Sometimes people will blow you away with kindness…if you just let them.
The coronavirus crisis has had a crippling effect on so many retailers and small business owners and made them realize how vulnerable their businesses are unthinkably unexpected forces. Brendan Madigan, owner of Alpenglow Sports in Lake Tahoe, California, is just one of thousands of outdoor business owners who are wondering whether they’ll make it through.
“This crisis has really forced me to soul search on what my business is really, truly about,” says Madigan. The answer is simple: my community.”
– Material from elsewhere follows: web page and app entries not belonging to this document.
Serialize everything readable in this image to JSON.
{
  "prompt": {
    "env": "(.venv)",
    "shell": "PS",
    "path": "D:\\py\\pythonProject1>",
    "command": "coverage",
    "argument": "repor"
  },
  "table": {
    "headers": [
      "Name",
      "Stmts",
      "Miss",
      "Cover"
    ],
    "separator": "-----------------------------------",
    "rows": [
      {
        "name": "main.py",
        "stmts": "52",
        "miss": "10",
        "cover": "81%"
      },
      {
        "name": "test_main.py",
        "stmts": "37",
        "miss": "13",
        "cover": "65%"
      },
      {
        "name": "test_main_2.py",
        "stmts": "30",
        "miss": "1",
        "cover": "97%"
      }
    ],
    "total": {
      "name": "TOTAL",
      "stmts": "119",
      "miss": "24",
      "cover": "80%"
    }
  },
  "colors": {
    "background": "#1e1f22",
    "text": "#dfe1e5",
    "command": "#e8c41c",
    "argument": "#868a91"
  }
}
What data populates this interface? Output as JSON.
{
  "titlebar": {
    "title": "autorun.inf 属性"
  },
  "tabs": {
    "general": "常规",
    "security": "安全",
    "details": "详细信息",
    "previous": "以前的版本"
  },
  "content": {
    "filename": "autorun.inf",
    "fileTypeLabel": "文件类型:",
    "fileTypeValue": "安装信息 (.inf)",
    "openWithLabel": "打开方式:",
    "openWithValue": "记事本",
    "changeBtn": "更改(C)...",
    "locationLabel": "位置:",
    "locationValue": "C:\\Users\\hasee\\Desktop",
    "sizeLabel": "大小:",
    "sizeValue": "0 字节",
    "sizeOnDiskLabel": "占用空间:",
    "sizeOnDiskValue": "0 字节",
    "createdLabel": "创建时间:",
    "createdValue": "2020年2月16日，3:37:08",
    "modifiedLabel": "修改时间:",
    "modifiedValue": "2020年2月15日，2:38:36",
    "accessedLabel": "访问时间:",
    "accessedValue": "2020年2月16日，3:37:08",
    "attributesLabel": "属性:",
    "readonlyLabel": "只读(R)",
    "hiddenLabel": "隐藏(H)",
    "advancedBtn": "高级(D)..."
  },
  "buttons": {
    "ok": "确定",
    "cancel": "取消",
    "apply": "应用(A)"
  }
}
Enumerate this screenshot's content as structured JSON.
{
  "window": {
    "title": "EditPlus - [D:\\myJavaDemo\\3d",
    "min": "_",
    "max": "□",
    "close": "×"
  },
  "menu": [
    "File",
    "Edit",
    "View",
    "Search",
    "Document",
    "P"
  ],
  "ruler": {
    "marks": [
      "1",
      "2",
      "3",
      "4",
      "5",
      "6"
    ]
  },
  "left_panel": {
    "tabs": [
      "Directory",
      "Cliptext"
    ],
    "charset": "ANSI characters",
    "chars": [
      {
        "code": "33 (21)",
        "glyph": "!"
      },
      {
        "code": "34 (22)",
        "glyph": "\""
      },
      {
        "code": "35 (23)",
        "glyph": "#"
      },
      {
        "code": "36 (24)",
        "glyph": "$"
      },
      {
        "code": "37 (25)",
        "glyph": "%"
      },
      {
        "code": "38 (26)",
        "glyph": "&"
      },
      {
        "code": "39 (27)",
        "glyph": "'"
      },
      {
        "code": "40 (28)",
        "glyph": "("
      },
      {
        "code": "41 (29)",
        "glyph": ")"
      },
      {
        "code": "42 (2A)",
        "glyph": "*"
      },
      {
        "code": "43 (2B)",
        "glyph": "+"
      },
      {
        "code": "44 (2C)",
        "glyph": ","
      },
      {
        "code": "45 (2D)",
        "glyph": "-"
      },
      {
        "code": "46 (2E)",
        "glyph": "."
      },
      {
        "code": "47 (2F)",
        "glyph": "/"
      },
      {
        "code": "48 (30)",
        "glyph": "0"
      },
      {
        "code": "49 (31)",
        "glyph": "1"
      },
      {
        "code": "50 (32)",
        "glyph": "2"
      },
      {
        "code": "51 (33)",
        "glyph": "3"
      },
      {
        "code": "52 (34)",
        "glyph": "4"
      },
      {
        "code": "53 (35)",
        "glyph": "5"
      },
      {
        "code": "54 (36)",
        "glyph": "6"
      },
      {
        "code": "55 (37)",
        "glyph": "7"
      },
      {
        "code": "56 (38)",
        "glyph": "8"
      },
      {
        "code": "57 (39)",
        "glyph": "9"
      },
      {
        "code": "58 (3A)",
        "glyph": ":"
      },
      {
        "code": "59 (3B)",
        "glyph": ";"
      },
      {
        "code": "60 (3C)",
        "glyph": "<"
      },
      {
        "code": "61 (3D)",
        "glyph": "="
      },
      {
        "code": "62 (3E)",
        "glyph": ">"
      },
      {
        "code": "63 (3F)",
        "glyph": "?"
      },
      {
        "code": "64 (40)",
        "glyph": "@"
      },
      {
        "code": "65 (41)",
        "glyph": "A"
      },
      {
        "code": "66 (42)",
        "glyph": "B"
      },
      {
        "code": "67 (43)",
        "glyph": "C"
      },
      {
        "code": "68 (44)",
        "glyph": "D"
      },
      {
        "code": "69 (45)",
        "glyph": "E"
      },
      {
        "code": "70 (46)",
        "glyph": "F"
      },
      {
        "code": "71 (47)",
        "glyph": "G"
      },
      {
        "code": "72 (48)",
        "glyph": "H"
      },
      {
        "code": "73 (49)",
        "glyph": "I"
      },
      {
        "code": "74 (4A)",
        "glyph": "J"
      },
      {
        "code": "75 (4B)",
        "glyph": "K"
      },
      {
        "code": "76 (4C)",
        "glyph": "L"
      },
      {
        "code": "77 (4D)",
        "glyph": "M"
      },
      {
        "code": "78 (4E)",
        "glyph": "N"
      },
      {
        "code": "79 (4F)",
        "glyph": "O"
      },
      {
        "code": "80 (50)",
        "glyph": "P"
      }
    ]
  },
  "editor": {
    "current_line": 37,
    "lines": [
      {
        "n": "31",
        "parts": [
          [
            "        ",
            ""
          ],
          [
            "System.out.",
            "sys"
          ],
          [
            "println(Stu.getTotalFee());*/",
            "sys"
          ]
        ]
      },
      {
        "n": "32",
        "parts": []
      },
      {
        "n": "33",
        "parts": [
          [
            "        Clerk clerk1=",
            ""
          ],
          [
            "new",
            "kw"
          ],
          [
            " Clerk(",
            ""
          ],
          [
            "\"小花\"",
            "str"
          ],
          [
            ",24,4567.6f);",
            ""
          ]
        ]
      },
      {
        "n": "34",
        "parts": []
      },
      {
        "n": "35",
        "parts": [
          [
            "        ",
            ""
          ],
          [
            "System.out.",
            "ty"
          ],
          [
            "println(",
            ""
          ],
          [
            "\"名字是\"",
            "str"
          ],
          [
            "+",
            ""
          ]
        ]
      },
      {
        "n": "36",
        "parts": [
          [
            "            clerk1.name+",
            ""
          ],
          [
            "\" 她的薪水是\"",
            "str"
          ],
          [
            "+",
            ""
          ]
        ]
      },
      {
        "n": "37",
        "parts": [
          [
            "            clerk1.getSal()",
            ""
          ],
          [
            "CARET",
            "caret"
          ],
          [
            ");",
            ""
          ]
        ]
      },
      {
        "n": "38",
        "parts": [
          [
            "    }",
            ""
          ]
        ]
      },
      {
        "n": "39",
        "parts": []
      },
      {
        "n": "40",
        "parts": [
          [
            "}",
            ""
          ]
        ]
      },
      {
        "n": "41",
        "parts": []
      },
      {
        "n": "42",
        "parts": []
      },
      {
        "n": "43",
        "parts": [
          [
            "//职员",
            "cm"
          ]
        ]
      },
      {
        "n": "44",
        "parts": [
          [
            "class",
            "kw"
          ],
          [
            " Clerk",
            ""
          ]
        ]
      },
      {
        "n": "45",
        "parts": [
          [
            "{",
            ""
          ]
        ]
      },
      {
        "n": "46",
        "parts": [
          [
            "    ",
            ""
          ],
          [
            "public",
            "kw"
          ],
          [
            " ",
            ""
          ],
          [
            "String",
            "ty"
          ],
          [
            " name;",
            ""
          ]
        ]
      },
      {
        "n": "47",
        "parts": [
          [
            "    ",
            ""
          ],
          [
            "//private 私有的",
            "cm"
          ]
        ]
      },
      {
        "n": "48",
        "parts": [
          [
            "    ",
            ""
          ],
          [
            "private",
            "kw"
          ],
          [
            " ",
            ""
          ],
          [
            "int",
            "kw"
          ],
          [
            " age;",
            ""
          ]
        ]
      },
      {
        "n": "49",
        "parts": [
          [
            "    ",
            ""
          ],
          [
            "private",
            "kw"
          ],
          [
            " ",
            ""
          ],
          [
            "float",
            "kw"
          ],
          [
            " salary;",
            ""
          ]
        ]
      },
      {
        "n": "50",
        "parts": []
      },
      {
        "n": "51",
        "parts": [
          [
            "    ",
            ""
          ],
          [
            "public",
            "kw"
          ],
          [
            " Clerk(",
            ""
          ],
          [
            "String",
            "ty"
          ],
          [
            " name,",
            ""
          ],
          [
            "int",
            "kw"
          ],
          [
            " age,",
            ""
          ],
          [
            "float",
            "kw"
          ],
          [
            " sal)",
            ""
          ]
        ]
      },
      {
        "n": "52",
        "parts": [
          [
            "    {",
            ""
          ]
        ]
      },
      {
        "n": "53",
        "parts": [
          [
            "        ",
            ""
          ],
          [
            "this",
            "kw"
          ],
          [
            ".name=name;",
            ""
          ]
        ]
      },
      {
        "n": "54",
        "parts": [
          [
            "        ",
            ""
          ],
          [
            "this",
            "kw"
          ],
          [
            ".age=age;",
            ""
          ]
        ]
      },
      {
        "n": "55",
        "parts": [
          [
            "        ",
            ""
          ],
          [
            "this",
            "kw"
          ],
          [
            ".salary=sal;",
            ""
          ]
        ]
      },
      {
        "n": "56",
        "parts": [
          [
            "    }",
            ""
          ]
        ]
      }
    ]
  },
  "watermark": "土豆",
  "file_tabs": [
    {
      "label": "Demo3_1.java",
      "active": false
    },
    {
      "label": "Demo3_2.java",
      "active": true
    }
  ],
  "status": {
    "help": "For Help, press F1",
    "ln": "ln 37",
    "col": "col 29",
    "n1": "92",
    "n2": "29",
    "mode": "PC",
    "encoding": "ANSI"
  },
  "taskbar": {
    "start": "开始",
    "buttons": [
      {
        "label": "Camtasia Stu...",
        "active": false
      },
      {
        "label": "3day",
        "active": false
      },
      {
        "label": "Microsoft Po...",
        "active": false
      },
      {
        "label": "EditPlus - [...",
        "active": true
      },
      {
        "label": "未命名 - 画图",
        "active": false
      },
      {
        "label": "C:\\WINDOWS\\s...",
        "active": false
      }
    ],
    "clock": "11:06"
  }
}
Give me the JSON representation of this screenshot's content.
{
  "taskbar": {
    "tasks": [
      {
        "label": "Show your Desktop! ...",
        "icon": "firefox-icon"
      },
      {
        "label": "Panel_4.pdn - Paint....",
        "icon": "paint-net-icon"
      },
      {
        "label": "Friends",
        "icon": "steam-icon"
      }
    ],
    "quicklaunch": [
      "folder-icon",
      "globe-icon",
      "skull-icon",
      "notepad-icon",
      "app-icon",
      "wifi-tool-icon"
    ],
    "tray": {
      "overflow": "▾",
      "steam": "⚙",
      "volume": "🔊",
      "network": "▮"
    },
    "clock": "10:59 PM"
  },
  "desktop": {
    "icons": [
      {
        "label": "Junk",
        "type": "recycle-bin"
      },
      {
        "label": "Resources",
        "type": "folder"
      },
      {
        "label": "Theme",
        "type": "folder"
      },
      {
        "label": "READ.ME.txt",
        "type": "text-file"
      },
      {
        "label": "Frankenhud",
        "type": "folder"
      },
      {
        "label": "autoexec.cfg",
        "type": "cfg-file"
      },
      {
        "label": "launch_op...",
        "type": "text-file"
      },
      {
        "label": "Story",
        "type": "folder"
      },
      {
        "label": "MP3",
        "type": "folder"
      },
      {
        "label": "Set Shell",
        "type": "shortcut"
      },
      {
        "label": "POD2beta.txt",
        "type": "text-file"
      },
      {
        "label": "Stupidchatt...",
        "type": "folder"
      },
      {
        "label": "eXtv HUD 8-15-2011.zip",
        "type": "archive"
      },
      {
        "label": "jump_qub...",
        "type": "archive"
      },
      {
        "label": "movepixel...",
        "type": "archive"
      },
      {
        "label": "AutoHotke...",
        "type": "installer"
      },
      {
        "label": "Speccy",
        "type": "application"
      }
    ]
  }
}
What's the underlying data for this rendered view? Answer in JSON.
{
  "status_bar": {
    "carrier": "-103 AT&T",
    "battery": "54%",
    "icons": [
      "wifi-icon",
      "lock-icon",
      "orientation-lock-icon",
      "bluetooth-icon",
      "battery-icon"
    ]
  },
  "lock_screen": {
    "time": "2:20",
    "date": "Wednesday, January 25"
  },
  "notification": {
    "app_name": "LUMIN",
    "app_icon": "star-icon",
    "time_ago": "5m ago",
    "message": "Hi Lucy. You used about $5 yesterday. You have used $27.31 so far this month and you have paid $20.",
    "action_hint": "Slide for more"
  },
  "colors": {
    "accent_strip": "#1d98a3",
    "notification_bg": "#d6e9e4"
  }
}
Alpenglow has had two owners since its birth in 1979: Don Fyfe and Madigan, who says feels a tremendous, sometimes smothering, responsibility to continue its legacy for generations to come.
On Thursday of last week, Madigan set his ego aside and wrote to his community from the heart (see the full Facebook post below). “I swallowed my pride and asked our amazing customers to take care of us in this great time of need,” he says. “I never could have imagined the immense outpouring of love and support. It was absolutely overwhelming.”
In just four days, the Alpenglow community has purchased, get this, more than $75,000 worth of gift cards. He says the emails are coming in so fast—customers asking for a new touring setup or pair of skate skis—he can barely keep up. One customer even offered to buy Alpenglow futures. “You do so much for the Tahoe community. You MUST survive. Your store MUST survive,” she wrote on Facebook.
Madigan will use these funds to keep Alpenglow alive. “While the landscape is still blurry, the reality is that we only have so much capital to protect us during such an unprecedented time,” says Madigan. “I’ll use these much needed funds to support my staff, who are like family to me. I am on a life missions to make sure the Alpenglow legacy continues.”
Professional athletes like Michelle Parker, Adrian Ballinger, and Bryce Bennett shared Alpenglow’s plight on Instagram. “People I’ve never met turned out in droves to support us because they love what we do or have enjoyed some of our free events,” says Madigan, his voice cracking with emotion.
In some ways, this outpouring of love shouldn’t surprise Madigan. After all, he’s just reaping what he has sewed in his community. For the last 13 years, Madigan has hosted huge community events, Mountain Festival and Winter Speaker Series, and raised more than $500,000 for local charities,
Madigan wants his fellow retailers to follow suit: “SNEWS launched the #SaveYourLocalGearShop campaign last week. Join it. Don’t wait,” he says. “I’m convinced that if you’re willing to be vulnerable, your community will show you a level of support that you might not have ever thought possible. Humanity is never better than in times of adversity. I challenge you to see just how much love is out there for you and your shop or business. I think you’ll be floored when you see the outpouring of support and love.”
Don’t be afraid to ask your community for support. Ask them to purchase a gift card for use when life gets back to normal. And ask them to share their love using the hashtag #SaveYourLocalGearShop.